Natasha writes in:
I’ve been enjoying your blog and I wondered if I could ask you for some advice. I am an aspiring writer living in LA, ideally hoping to write for hour long television dramas. I am currently considering taking classes in television production. I figured it would be a good idea to learn about the production side of things as this would give me some more options (like writing and shooting my own projects, or pursuing production assistant jobs). Also I’m sure a better understanding of the production side would help me to write more effectively for television, especially in the future if I was ever to become a showrunner.
I’ve been looking into the Television Production Certificate at Los Angeles City College. Apparently the classes are mainly focused on multiple camera studio productions. Since I’m really interested in working on single camera television dramas, I’m not sure how relevant this course would be. Is there much overlap in the skills and techniques used in multiple camera television productions and those used in single camera television productions? I am wondering if the skills taught in these classes, as well as experience working on multiple camera productions such as reality shows, would be transferable to working on single camera scripted dramas, or whether they are just too different?
There are plenty of skills that carry over from multicamera to single camera productions. You just won’t learn any of these skills in the classroom.
A lot of parents teach their children how to read and do math well before they’re in kindergarten. The first couple years of school are more-or-less refresher courses for these kids. So why send them to school at all? Socialization.
Twelve years later, you’re once again in the same boat. College, or at least film school, isn’t about learning skills. It’s about about getting out of your parents’ house, meeting people your own age, drinking all night and suddenly realizing you have a paper due in the morning. It’s about learning how to fulfill your responsibilities even though nobody honestly cares if you succeed or fail.

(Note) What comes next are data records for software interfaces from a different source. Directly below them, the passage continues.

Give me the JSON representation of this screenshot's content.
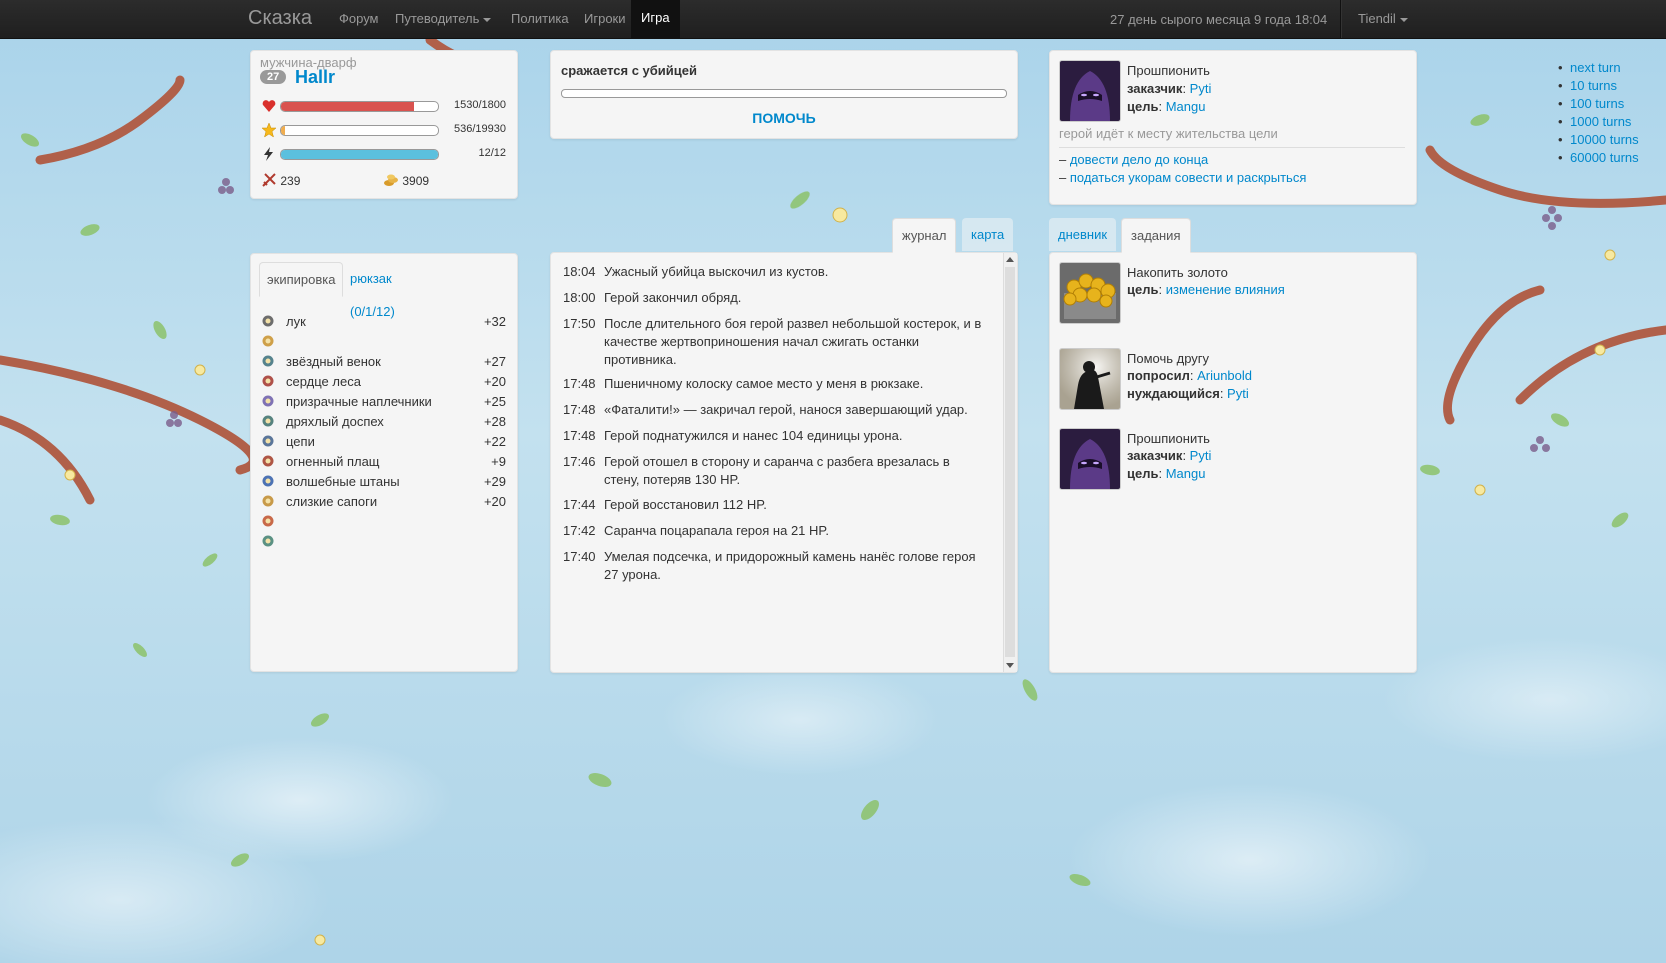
{
  "navbar": {
    "brand": "Сказка",
    "items": [
      "Форум",
      "Путеводитель",
      "Политика",
      "Игроки",
      "Игра"
    ],
    "active": "Игра",
    "game_date": "27 день сырого месяца 9 года 18:04",
    "user": "Tiendil"
  },
  "hero": {
    "race": "мужчина-дварф",
    "level": "27",
    "name": "Hallr",
    "health": {
      "text": "1530/1800",
      "fraction": 0.85
    },
    "experience": {
      "text": "536/19930",
      "fraction": 0.027
    },
    "energy": {
      "text": "12/12",
      "fraction": 1.0
    },
    "might": "239",
    "money": "3909"
  },
  "equipment": {
    "tabs": [
      "экипировка",
      "рюкзак (0/1/12)"
    ],
    "items": [
      {
        "name": "лук",
        "power": "+32",
        "icon": "bow-icon"
      },
      {
        "name": "",
        "power": "",
        "icon": "amulet-icon"
      },
      {
        "name": "звёздный венок",
        "power": "+27",
        "icon": "helmet-icon"
      },
      {
        "name": "сердце леса",
        "power": "+20",
        "icon": "weapon-icon"
      },
      {
        "name": "призрачные наплечники",
        "power": "+25",
        "icon": "shoulders-icon"
      },
      {
        "name": "дряхлый доспех",
        "power": "+28",
        "icon": "armor-icon"
      },
      {
        "name": "цепи",
        "power": "+22",
        "icon": "gloves-icon"
      },
      {
        "name": "огненный плащ",
        "power": "+9",
        "icon": "cloak-icon"
      },
      {
        "name": "волшебные штаны",
        "power": "+29",
        "icon": "pants-icon"
      },
      {
        "name": "слизкие сапоги",
        "power": "+20",
        "icon": "boots-icon"
      },
      {
        "name": "",
        "power": "",
        "icon": "ring-icon"
      },
      {
        "name": "",
        "power": "",
        "icon": "ring2-icon"
      }
    ]
  },
  "action": {
    "text": "сражается с убийцей",
    "progress": 0,
    "help_label": "ПОМОЧЬ"
  },
  "journal": {
    "tabs": [
      "журнал",
      "карта"
    ],
    "entries": [
      {
        "time": "18:04",
        "msg": "Ужасный убийца выскочил из кустов."
      },
      {
        "time": "18:00",
        "msg": "Герой закончил обряд."
      },
      {
        "time": "17:50",
        "msg": "После длительного боя герой развел небольшой костерок, и в качестве жертвоприношения начал сжигать останки противника."
      },
      {
        "time": "17:48",
        "msg": "Пшеничному колоску самое место у меня в рюкзаке."
      },
      {
        "time": "17:48",
        "msg": "«Фаталити!» — закричал герой, нанося завершающий удар."
      },
      {
        "time": "17:48",
        "msg": "Герой поднатужился и нанес 104 единицы урона."
      },
      {
        "time": "17:46",
        "msg": "Герой отошел в сторону и саранча с разбега врезалась в стену, потеряв 130 HP."
      },
      {
        "time": "17:44",
        "msg": "Герой восстановил 112 HP."
      },
      {
        "time": "17:42",
        "msg": "Саранча поцарапала героя на 21 HP."
      },
      {
        "time": "17:40",
        "msg": "Умелая подсечка, и придорожный камень нанёс голове героя 27 урона."
      }
    ]
  },
  "current_quest": {
    "title": "Прошпионить",
    "customer_label": "заказчик",
    "customer": "Pyti",
    "target_label": "цель",
    "target": "Mangu",
    "status": "герой идёт к месту жительства цели",
    "choices": [
      "довести дело до конца",
      "податься укорам совести и раскрыться"
    ]
  },
  "quests": {
    "tabs": [
      "дневник",
      "задания"
    ],
    "items": [
      {
        "title": "Накопить золото",
        "lines": [
          {
            "label": "цель",
            "value": "изменение влияния"
          }
        ]
      },
      {
        "title": "Помочь другу",
        "lines": [
          {
            "label": "попросил",
            "value": "Ariunbold"
          },
          {
            "label": "нуждающийся",
            "value": "Pyti"
          }
        ]
      },
      {
        "title": "Прошпионить",
        "lines": [
          {
            "label": "заказчик",
            "value": "Pyti"
          },
          {
            "label": "цель",
            "value": "Mangu"
          }
        ]
      }
    ]
  },
  "turns": [
    "next turn",
    "10 turns",
    "100 turns",
    "1000 turns",
    "10000 turns",
    "60000 turns"
  ],
  "colors": {
    "health": "#d9534f",
    "experience": "#f0ad4e",
    "energy": "#5bc0de",
    "link": "#0088cc",
    "navbar": "#222222"
  }
}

Whatever minimal production skills you learn will be eclipsed by your first day on set. So don’t worry about what classes you’ll take; worry about networking and landing internships and being your own person.
Also, you’re way too youn to worry about where your career will take you. Maybe you’ll like multicam, maybe you’ll hate it, but you’ll have no idea until you do it.
So why not try it?